this year, 2020, thanks to the work of the CROWN Coalition (based in
California), it’s members introduced to the House of
Representatives the CROWN ACT (Creating a Respectful and Open
Workplace for Natural Hair) in an effort to end discrimination
against the natural
hair of Black women, particularly in the workplace. Employer
“grooming” policies ban certain hairstyles from the workplace;
consequently, Black women have been refused employment or even an
interview at a place of employment for displaying natural
hair in various “styles” crowning their heads!
curly hair, say, of the Mouseketeer, Annette Funicello, isn’t

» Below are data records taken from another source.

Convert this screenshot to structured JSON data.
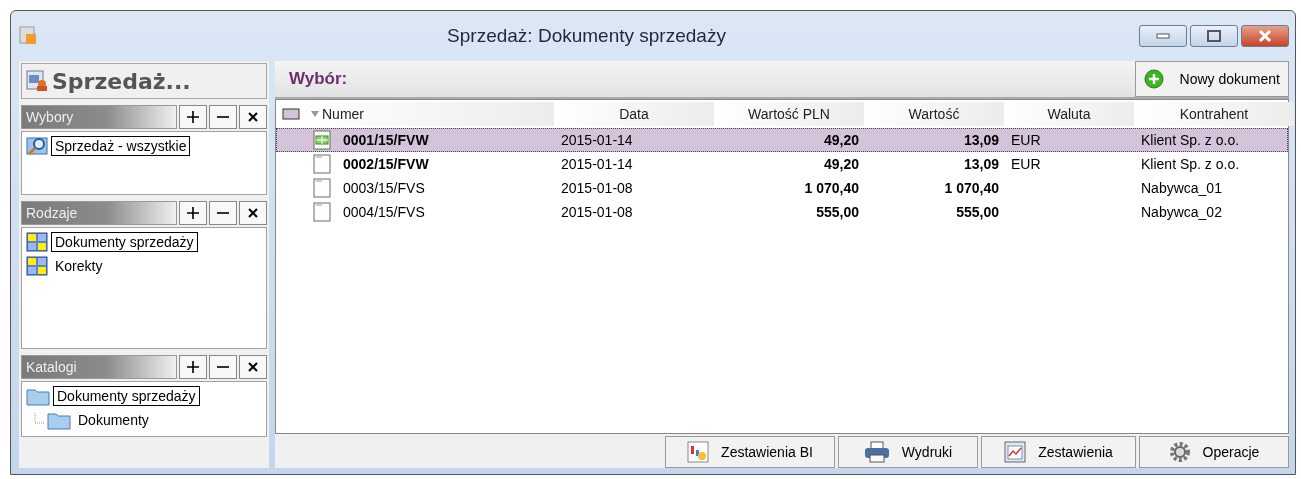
{
  "window": {
    "title": "Sprzedaż: Dokumenty sprzedaży"
  },
  "sidebar": {
    "title": "Sprzedaż...",
    "sections": [
      {
        "title": "Wybory",
        "items": [
          {
            "label": "Sprzedaż - wszystkie",
            "kind": "search",
            "selected": true
          }
        ]
      },
      {
        "title": "Rodzaje",
        "items": [
          {
            "label": "Dokumenty sprzedaży",
            "kind": "grid",
            "selected": true
          },
          {
            "label": "Korekty",
            "kind": "grid",
            "selected": false
          }
        ]
      },
      {
        "title": "Katalogi",
        "items": [
          {
            "label": "Dokumenty sprzedaży",
            "kind": "folder",
            "selected": true,
            "children": [
              {
                "label": "Dokumenty",
                "kind": "folder",
                "selected": false
              }
            ]
          }
        ]
      }
    ]
  },
  "selection_label": "Wybór:",
  "new_button": "Nowy dokument",
  "table": {
    "columns": [
      "Numer",
      "Data",
      "Wartość PLN",
      "Wartość",
      "Waluta",
      "Kontrahent"
    ],
    "rows": [
      {
        "selected": true,
        "bold": true,
        "kind": "invoice",
        "cells": [
          "0001/15/FVW",
          "2015-01-14",
          "49,20",
          "13,09",
          "EUR",
          "Klient Sp. z o.o."
        ]
      },
      {
        "selected": false,
        "bold": true,
        "kind": "blank",
        "cells": [
          "0002/15/FVW",
          "2015-01-14",
          "49,20",
          "13,09",
          "EUR",
          "Klient Sp. z o.o."
        ]
      },
      {
        "selected": false,
        "bold": false,
        "kind": "blank",
        "cells": [
          "0003/15/FVS",
          "2015-01-08",
          "1 070,40",
          "1 070,40",
          "",
          "Nabywca_01"
        ]
      },
      {
        "selected": false,
        "bold": false,
        "kind": "blank",
        "cells": [
          "0004/15/FVS",
          "2015-01-08",
          "555,00",
          "555,00",
          "",
          "Nabywca_02"
        ]
      }
    ]
  },
  "bottom_buttons": [
    {
      "label": "Zestawienia BI",
      "kind": "bi"
    },
    {
      "label": "Wydruki",
      "kind": "print"
    },
    {
      "label": "Zestawienia",
      "kind": "chart"
    },
    {
      "label": "Operacje",
      "kind": "gear"
    }
  ]
}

unnatural in American culture while it has become acceptable behavior
for Black women to make it their business, come hook or crook, to
invest in market products to flattened or straighten unnatural hair.
Acceptable behavior on the part of Black women means spending $200 or
more at a salon having their hair “done.” To have natural hair
culture, the crown is a good dose of “whiteness”! Straight
isn’t banned. On the contrary, it’s naturally straight hair, in
turn, that is natural, indeed, universally accepted. Little girls of
whatever race learn that straight hair is the
The adoption of whiteness is made to seem as if individuals decide
freely, without the benefit of corporate advertising and social
media, how to groom their hair: Oh, just look at how many women
globally desire to see themselves crowned with straight hair! Look at
the little Black girls who dream of looking like some of our Black
female celebrities these days!
Who needs Annette Funicello these
Capturing hearts and minds at home
precedes the capturing of hearts and minds aboard.
surprising then that these workplace grooming polices cite the
wearing of twists, cornrows, dreadlocks, braids as prohibited. Think
of what Black girls and women hear when these policies are
internalized: You are not good enough, with your natural or “nappy”
hair, to work among the straight hair-wearing women, the civilized
Fortunately, the CROWN ACT calls out
this discrimination of hair that has long been characterized as
unnatural, “unkempt,” and “matted.”
In September, the US House passed
the CROWN ACT, but the CROWN ACT has yet to pass the senate where it
sits, and, unfortunately, so does Mitch McConnell, the Turtle! No
offense to turtles!
waiting for a Republican- or Democratic-lead senate. Aretha Franklin
sang about “respect” decades ago and James Brown said to say it
loud, I’m Black and I’m proud! Discrimination in this culture
against Black women can only end with Black women and allies saying,
enough! We are beautiful women!
MSNBC host, Joy Reid, (TheREIDOUT),
for featuring this story on December 4, 2020.
information cited from BlackEnterprise.com:
“The CROWN Coalition, which has
been working diligently to get the CROWN Act made into law in
multiple states, also recommends that people who feel like they have
been a victim of hair discrimination contact their local ACLU
employees should keep good documentation of the discrimination that
they feel they are experiencing - noting dates, times, locations, and
the content of the discriminatory behavior. These notes can be hugely
helpful in case of an eventual lawsuit or visit with an ACLU lawyer.
employees should fully research what their options are for when they
feel they have been discriminated against because of their natural
hair. In some jurisdictions, a person doesn’t even have to hire a
lawyer to voice their concerns about the discrimination they have
received - a complaint can be filed with city or state Human Rights
Commissions to seek justice.”